Jan was concerned we would have our two blue foam rubber squares taken off us whilst I was prepared to argue to retain them.  In the end no questions were asked although we had numerous curious glances from fellow travellers.

The foam rubber squares proved to be a lifesaver.  Halfway through the flight we could have sold them to other travellers for 10 times what they cost us.  I had checked the width of the Qatar airways economy seats and then cut the foam one inch narrower.  That probably wasn’t necessary as there was room to spare.  Whilst we started the journey sitting higher than surrounding passengers the foam slowly compressed over time.  It was interesting watching others wandering around the aircraft cabin attempting to excise the pain from their posteriors Smile  We’ll remember this trick for any future long haul flights.  Yes… I took the foam with us at the end of the flights.

We arrived home in the dark (it’s winter here) at 7:45pm to find a dusty house with lawns full of weeds (observed in the moonlight).  Of course we were jet lagged and whilst I only had 45 minutes of sleep during the previous 36 hours we both still woke at 3am after only four hours of sleep. 

Jan now has plenty of housework to keep her busy whilst I recommence home renovations. 

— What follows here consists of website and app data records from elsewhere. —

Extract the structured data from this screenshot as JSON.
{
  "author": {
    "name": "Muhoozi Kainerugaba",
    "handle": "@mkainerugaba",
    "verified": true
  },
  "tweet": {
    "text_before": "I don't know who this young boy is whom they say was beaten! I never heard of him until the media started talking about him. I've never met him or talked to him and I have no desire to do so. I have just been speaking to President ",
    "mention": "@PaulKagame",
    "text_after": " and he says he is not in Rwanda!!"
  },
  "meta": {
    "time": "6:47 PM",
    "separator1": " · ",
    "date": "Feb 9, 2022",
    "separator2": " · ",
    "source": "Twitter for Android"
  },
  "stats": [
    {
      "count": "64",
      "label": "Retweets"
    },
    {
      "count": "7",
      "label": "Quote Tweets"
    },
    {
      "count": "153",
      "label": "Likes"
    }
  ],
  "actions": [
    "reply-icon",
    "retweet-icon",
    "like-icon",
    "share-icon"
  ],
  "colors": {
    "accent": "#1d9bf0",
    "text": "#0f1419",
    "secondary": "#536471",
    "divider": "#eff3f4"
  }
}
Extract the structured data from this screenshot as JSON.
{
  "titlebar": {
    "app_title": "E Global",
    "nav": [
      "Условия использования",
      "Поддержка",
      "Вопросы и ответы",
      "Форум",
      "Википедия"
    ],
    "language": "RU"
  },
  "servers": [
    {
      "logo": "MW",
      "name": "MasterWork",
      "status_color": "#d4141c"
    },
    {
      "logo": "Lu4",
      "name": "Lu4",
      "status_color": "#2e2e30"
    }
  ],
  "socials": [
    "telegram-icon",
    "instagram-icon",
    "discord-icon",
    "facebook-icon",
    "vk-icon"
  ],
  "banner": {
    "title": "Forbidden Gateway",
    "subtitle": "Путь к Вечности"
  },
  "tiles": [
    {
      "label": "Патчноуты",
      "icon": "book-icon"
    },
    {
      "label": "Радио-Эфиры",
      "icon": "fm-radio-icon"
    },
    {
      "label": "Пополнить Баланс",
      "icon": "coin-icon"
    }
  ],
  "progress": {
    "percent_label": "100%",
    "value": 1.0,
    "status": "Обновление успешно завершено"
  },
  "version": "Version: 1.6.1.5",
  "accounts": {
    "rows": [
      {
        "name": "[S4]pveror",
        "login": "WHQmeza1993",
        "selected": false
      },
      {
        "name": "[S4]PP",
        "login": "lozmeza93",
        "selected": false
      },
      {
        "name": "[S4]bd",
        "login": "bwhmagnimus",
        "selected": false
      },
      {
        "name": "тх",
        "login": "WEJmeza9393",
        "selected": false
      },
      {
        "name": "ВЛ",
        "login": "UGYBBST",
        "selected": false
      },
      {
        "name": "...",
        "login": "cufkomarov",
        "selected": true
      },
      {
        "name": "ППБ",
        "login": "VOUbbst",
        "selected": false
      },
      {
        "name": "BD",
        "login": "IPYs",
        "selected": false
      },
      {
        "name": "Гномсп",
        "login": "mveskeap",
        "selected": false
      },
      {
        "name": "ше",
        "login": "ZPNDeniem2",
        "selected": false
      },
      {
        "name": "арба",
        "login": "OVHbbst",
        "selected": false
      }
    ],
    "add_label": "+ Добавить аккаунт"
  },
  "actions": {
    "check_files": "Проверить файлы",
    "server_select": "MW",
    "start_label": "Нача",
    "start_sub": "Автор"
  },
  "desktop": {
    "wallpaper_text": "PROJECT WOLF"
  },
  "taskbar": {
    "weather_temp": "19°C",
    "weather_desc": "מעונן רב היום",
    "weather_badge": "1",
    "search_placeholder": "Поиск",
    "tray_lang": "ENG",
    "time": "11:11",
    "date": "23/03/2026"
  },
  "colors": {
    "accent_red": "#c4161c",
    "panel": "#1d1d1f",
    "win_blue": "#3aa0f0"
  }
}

So what did we make of our return to the UK?  In England you are almost always close to a canal.  We actually tried to avoid them.  Not because we didn’t want to see canals, but rather because we had already visited that area.  We were reminded just how fortunate we were to have those years on board Waiouru.   However your memory does tend to focus on the good times and it takes more thought to remember less interesting period.  For my part I remember those miserable days where we stayed inside Waiouru basically either reading a book or researching ‘life after canals’ on my laptop.  I don’t think I could permanently live aboard for the remainder of my life!  Summer in Australia followed by summer afloat in the UK does appear, however the flights; and more importantly; the remote maintenance of a vacant house in Australia is a major obstacle.  I think we have both accepted it was a wonderful period in our life together, but it isn’t going to be repeated.  Besides, there are many other experiences to be had!  

2 comments :

Don said...

I see in the news tonight Qatar Airlines has been awarded the World's best airline award. Did you fly Qatar?

Tom and Jan said...

Indeed we did Don.

We can't fault the service or price and there was plenty of leg room. The seats were wide but we found them very hard after the first couple of hours. Perhaps we are getting heavier and our rear ends softer?